Monday, April 6, 2009
In February I scanned some fabrics for a client. He commented later that the light purples were a bit off which surprised me since I had adjusted the images comparing to the actual fabric viewed by an Ott Light. The following month, our speaker was Andrew Patrick of Epson who talked about modern digital printing and colour management.
This prompted me to finally get a calibration device for my monitor. I decided on the Spyder3 Pro since a friend of mine was pleased with the earlier version for his monitor. The installation and starting instructions were cryptic. It didn’t help that the initial palette on the Mac used Chinese to label the various buttons. Since the palette listed my applications, I assumed I was looking at the right folder and clicked the highlighted button. Installation was a success. Now what? Turns out only the utility program was open which has no screens. I tracked down the calibration application in my apps folder and we were off to the races. The end result was very satisfying. My monitor colours look much better.
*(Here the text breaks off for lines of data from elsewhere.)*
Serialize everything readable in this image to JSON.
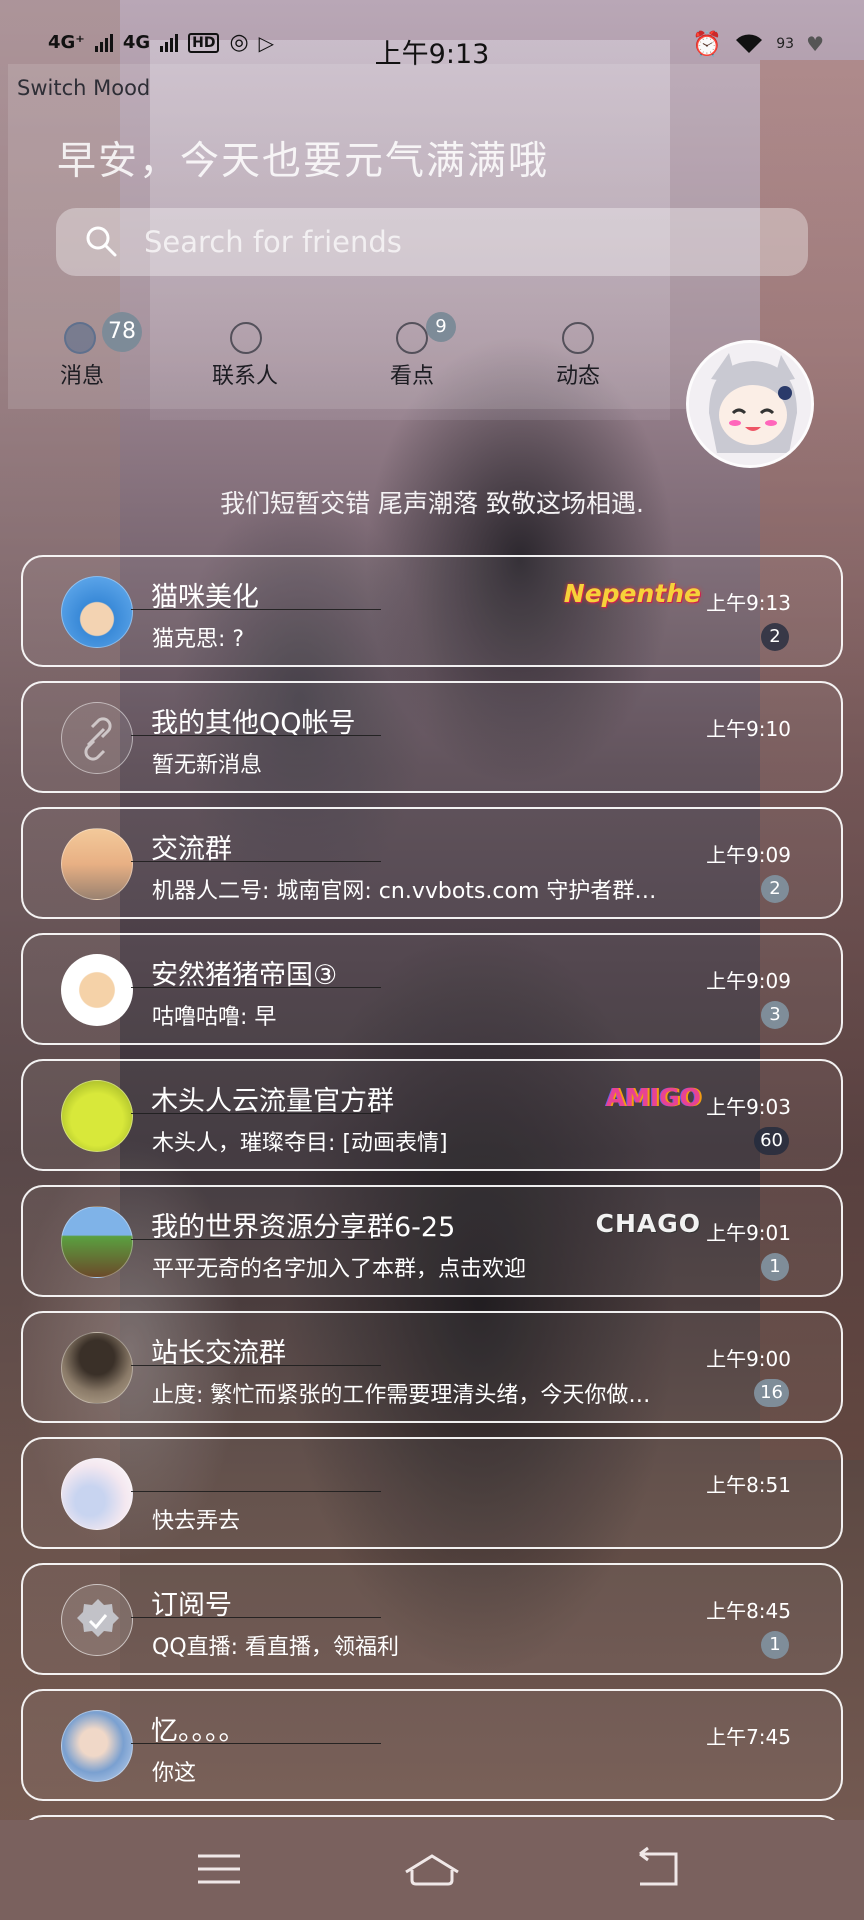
{
  "status_bar": {
    "network1": "4G⁺",
    "network2": "4G",
    "hd": "HD",
    "time": "上午9:13",
    "battery": "93"
  },
  "header": {
    "switch_mood": "Switch Mood",
    "greeting": "早安，今天也要元气满满哦",
    "search_placeholder": "Search for friends"
  },
  "tabs": [
    {
      "label": "消息",
      "badge": "78"
    },
    {
      "label": "联系人",
      "badge": ""
    },
    {
      "label": "看点",
      "badge": "9"
    },
    {
      "label": "动态",
      "badge": ""
    }
  ],
  "motto": "我们短暂交错 尾声潮落 致敬这场相遇.",
  "chats": [
    {
      "name": "猫咪美化",
      "preview": "猫克思: ?",
      "time": "上午9:13",
      "badge": "2",
      "tag": "Nepenthe"
    },
    {
      "name": "我的其他QQ帐号",
      "preview": "暂无新消息",
      "time": "上午9:10",
      "badge": "",
      "tag": ""
    },
    {
      "name": "交流群",
      "preview": "机器人二号: 城南官网: cn.vvbots.com 守护者群…",
      "time": "上午9:09",
      "badge": "2",
      "tag": ""
    },
    {
      "name": "安然猪猪帝国③",
      "preview": "咕噜咕噜: 早",
      "time": "上午9:09",
      "badge": "3",
      "tag": ""
    },
    {
      "name": "木头人云流量官方群",
      "preview": "木头人，璀璨夺目: [动画表情]",
      "time": "上午9:03",
      "badge": "60",
      "tag": "AMIGO"
    },
    {
      "name": "我的世界资源分享群6-25",
      "preview": "平平无奇的名字加入了本群，点击欢迎",
      "time": "上午9:01",
      "badge": "1",
      "tag": "CHAGO"
    },
    {
      "name": "站长交流群",
      "preview": "止度: 繁忙而紧张的工作需要理清头绪，今天你做…",
      "time": "上午9:00",
      "badge": "16",
      "tag": ""
    },
    {
      "name": "",
      "preview": "快去弄去",
      "time": "上午8:51",
      "badge": "",
      "tag": ""
    },
    {
      "name": "订阅号",
      "preview": "QQ直播: 看直播，领福利",
      "time": "上午8:45",
      "badge": "1",
      "tag": ""
    },
    {
      "name": "忆。。。。",
      "preview": "你这",
      "time": "上午7:45",
      "badge": "",
      "tag": ""
    }
  ],
  "colors": {
    "badge": "#7f8d99",
    "nav_bar": "#7a615e",
    "card_border": "#ffffff"
  }
}
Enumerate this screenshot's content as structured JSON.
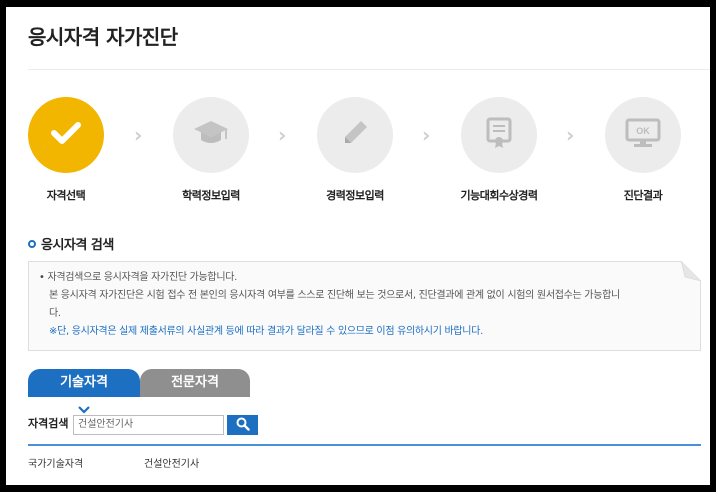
{
  "page": {
    "title": "응시자격 자가진단"
  },
  "steps": [
    {
      "label": "자격선택",
      "icon": "check-icon",
      "active": true
    },
    {
      "label": "학력정보입력",
      "icon": "graduation-cap-icon",
      "active": false
    },
    {
      "label": "경력정보입력",
      "icon": "pencil-icon",
      "active": false
    },
    {
      "label": "기능대회수상경력",
      "icon": "certificate-icon",
      "active": false
    },
    {
      "label": "진단결과",
      "icon": "monitor-ok-icon",
      "active": false,
      "icon_text": "OK"
    }
  ],
  "section": {
    "title": "응시자격 검색",
    "info_line1": "자격검색으로 응시자격을 자가진단 가능합니다.",
    "info_line2": "본 응시자격 자가진단은 시험 접수 전 본인의 응시자격 여부를 스스로 진단해 보는 것으로서, 진단결과에 관계 없이 시험의 원서접수는 가능합니",
    "info_line3": "다.",
    "info_note": "※단, 응시자격은 실제 제출서류의 사실관계 등에 따라 결과가 달라질 수 있으므로 이점 유의하시기 바랍니다."
  },
  "tabs": [
    {
      "label": "기술자격",
      "active": true
    },
    {
      "label": "전문자격",
      "active": false
    }
  ],
  "search": {
    "label": "자격검색",
    "value": "건설안전기사"
  },
  "results": [
    {
      "category": "국가기술자격",
      "name": "건설안전기사"
    }
  ],
  "colors": {
    "accent_blue": "#1c6fc1",
    "active_step": "#f2b600",
    "inactive_step": "#ececec",
    "inactive_tab": "#8f8f8f"
  }
}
As many sites and blogs have noted, the actual calibration steps are quite simple with a good set of help files in the program itself. When I finished, the before/after toggle on the sample images seemed to show a slightly darker image that before. On second look, the highlights were no longer slightly blown out. One of the samples in greyscale showed a yellowish colour cast had been removed. When I closed the chart, it was apparent that the whites on my screen were cleaner now. The discovered colour cast would have affected the pale purple fabric scans and as a result my adjusted files were indeed slightly off when viewed on a different monitor. NB. On my Windows XP computer all screens were in English and the utility icon in the tray had a menu item to start the calibration program. The calibration has given new life to my 11 year old Trinitron Multiscan 400PS. The change is remarkable.